Human Error, Murder or Steroid Abuse? Steriod illustration

By H. Brown

The New Years Day shooting of 22 year-old Oscar Grant III by BART Officer Johannes Mehserle, now under arrest, is a red flag for anyone who follows steroid abuse by law enforcement officials.

“The source described him (the officer who shot Oscar Grant) as physically fit and respected by peers within the organization.” That’s from Demian Bulwa’s Chronicle piece. There is general agreement that the drug makes your body bigger and your actions more aggressive.

Go Google ‘BART shooting’ and check out the video of the murder (call it what it is) ... check out the video that draws a circle around the cop and clearly shows him up rise up clear of the victim, draw his weapon and simply shoot him in the back when the officer was in no danger whatever.

As someone who has studied the steroid phenomenon since my days as a fireman, I immediately recognized that these cowboys were way too large for normal people. Call me a silly, but it occurred to me that this could be yet another instance of steroid rage. I pushed all the media moguls on my list again. Challenged them to ask if the shooter was tested for steroids.

None asked. The Chronicle did a couple of editorials but despite their record of keeping the word ‘steroids’ on their front page for a couple of years as long as it applies to a black athlete, they kept it out of their reporting when it came to police.

The Examiner’s Tamara Aparton was the only one who broached the topic of drugs at all. She got Alameda County D.A., Tom Orloff to say in the Examiner that “Results from drug and alcohol tests on former BART Officer Johannes Mehserie and findings from the autopsy of 22 year-old Oscar Grant III will also be expedited.”

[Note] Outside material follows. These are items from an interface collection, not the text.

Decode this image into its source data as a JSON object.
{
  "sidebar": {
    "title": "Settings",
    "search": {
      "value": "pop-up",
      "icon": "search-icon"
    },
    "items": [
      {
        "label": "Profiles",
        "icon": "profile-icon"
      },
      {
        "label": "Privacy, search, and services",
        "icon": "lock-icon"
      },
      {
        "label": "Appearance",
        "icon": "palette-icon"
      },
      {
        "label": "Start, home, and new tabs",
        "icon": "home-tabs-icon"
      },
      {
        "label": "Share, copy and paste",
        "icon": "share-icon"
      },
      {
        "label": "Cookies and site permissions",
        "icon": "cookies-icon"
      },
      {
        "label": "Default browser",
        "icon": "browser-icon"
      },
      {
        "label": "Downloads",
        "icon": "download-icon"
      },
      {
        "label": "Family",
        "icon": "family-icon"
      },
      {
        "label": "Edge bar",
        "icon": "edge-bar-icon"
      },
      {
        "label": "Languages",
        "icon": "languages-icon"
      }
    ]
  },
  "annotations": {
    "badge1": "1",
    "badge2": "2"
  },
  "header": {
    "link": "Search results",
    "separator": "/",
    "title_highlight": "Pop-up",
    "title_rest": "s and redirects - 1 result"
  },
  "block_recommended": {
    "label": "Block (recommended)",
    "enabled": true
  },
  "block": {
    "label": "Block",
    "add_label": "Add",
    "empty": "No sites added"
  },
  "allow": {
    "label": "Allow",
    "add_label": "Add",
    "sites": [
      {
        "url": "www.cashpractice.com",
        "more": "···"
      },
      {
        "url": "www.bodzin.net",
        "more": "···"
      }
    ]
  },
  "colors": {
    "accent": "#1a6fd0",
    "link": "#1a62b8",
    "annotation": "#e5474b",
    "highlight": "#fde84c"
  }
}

What drugs was he tested for? Steroids? Youcan bet not. And, not testing for them should be a point at the guy’s trial (assuming he’s one of those rare individuals actually tried). Lemme give you a quick story.

On ‘60 Minutes’ a decade or so back there was a segment where they interviewed a guy who had been a highway patrol officer in some western state. He was in prison for mudering a woman who ran a roadside diner. He killed her because she complained about him wanting to use the phone for free.

He told the correspondent that he got more and more angry with her as he drove away from the place and finally (under the influence of steroids) became convinced that she was such a danger to the police community that she had to be killed.

So, he drove back and killed her and buried her body in a shallow grave in the desert. Steroids may make you bigger and stronger but it does not improve your judgment. But, for some reason, though every editor in town knows that steroids and cops are a deadly combination, they will not touch the subject. Barry Bonds? Of course. Officer Mehserle? No way.

Steroids beget behavior problems. It is rumored to be de rigeur for members of certain units to take the drug in order to work in their surroundings. Motorcycle cops. Jail and prison guards. And, of course, anyone who wants to bat in the fourth slot for the Giants.

Grant family attorney John Burris should immediately demand this guy be tested for steroids. I’ve been lobbying for this for years and not a single local news outlet has had the guts to pick it up. ‘Roids are a recognized problem nationally but not here.

Of course they’re a problem here, too. Candidates to replace Heather Fong should all have to present their views on police use of steroids and testing of same. The SF Police Officers Association pushed through their last contract with provisions for drug testing of officers for everything except steroids.

I went home and Googled ‘aggression and steroids’ and got over a half a million entries. The National Institute of Health and their National Institute on Drug Abuse is of the mind that steroids cause female breasts on males, acne and heart attacks and several kinds of liver cancer.

They think steroids bring on early death and rage and mania and delusions. Without exceptions, contradictory claims are reported in astro-turf publications funded by various drugs companies who manufacture the various types of steroids.

I do not think it is too radical an idea that our safety officers should be tested for steroids.

Editor’s Note: Video at